INFORMATION:
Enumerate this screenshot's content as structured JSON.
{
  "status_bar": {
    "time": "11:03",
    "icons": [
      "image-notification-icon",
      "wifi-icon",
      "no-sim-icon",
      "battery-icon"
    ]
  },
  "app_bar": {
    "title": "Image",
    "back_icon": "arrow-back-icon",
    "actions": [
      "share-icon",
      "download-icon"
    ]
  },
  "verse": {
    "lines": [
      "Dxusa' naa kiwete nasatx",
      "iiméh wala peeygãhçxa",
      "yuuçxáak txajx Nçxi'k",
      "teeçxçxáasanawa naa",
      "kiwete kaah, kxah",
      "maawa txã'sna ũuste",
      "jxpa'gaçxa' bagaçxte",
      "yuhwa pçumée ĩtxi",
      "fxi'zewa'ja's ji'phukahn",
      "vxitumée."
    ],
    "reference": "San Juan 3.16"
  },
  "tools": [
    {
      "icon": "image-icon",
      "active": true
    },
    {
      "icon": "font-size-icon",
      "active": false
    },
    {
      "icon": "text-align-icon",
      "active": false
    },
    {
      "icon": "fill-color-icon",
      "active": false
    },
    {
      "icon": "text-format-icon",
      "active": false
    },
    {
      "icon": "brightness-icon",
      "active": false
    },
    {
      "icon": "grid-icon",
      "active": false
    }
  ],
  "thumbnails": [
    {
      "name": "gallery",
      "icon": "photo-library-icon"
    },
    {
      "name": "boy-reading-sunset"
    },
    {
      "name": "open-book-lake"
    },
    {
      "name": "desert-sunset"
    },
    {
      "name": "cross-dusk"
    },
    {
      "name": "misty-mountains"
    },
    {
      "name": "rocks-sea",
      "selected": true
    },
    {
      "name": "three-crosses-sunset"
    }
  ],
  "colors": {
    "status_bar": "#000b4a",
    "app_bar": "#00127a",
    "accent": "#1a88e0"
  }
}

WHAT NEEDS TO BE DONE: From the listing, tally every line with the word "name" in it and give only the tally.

WRITTEN RESPONSE: 8